by B.A. Nilsson on May 24, 2012

OLDER THAN MY OLD MAN NOW

On his 1978 album Final Exam, Loudon Wainwright III exhorted his fans to “Watch me rock, I’m over 30,” an age he’d earlier insisted he’d never reach. 1995’s Grown Man kicks off with the song “Birthday Present” (also in the temporal sense), in which he nervously celebrates 48—and anticipates 50 as “That ripe young age/That halfway point/When life really begins.”

Older Than My Old Man Now finds the singer-songwriter at 65. He’s outlived an ex-wife, seen his son achieve greater career success than he ever enjoyed, and bested his own father’s lifespan by two years. It’s weighing upon him.

However ill-suited Wainwright may have been as husband and father—he and his kids have chronicled it in song—family always has been important. The family is here in force on the new album, with four kids and two of their mothers joining on the opening number, “The Here and the Now,” which otherwise suffers from sounding written for the occasion.

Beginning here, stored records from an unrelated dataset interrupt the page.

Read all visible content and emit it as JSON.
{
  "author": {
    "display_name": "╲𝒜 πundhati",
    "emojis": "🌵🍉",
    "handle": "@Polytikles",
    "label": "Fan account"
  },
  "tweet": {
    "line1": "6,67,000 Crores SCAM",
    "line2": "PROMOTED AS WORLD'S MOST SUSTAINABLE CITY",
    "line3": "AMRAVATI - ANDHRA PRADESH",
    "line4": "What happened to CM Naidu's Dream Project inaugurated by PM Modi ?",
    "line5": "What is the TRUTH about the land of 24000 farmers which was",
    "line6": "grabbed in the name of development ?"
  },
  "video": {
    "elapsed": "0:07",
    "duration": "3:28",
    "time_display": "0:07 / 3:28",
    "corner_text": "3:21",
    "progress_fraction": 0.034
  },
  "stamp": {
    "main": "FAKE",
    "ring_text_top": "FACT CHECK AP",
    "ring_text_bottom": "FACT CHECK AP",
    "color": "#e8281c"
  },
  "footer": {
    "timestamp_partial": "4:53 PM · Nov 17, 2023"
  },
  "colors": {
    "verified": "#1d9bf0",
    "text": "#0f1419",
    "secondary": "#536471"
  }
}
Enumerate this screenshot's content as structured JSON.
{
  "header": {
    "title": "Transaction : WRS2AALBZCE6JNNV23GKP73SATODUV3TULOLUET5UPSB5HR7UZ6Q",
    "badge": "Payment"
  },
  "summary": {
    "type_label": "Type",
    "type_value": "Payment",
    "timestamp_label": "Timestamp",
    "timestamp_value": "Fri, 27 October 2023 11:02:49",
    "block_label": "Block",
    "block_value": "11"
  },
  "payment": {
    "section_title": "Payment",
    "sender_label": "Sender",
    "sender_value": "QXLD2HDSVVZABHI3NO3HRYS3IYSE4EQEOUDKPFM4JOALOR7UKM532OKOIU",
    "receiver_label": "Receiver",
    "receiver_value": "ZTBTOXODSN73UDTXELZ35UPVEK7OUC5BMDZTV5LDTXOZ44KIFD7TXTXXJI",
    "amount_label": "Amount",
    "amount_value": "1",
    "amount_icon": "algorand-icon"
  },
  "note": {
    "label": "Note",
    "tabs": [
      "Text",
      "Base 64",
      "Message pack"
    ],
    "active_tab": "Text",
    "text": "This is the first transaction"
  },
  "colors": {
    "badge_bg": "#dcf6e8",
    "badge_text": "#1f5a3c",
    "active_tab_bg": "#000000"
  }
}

After that, the album takes off. The title song begins with a recitation of something Wainwright’s father, a noted writer, wrote about his own father, but the song itself is really more anchor than lament, even though it laments, “But just ‘cause you survive/That don’t mean you feel alive/And your demise will come to pass.”

But just as you fear you’re in for a relentless downer, here comes Ramblin’ Jack Elliott, duetting with Loudon about the wish for a “Double Lifetime,” their guitar work as fascinating a contrast as their vocals. Although “Dateline,” a metaphoric contemplation of time zones, grows a bit didactic, the backing by Will Holshouser on accordion and Steve Elson on saxophones makes it a keeper. Meanwhile, Rob Morsberger’s accordion work underscores a poignant duet with daughter Lucy Wainwright Roche on “All in a Family,” which examines dynamics of love and forgiveness. Most famously fractious of those relationships has been Loudon’s history with Rufus, although they get along well enough to join forces on “The Days That We Die,” acknowledging a stalemate.

It wouldn’t be a Wainwright album without humor, and his hilarious paean to “My Meds” is worthy of Tom Lehrer (who liked the couplet, “When I was a little kid, I never popped no pills/Just a Band-Aid and Mercurochrome could cure most of my ills.”) And Dame Edna Everage, who was romantically linked to Loudon on Ally McBeal, joins him in the wistful “I Remember Sex,” which could become a baby-boomer anthem.

Producer Dick Connette helped guide Wainwright to a Grammy for High Wide and Handsome, and the partnership remains inspired. Let’s hope, Loudon’s fears to the contrary, there are many more.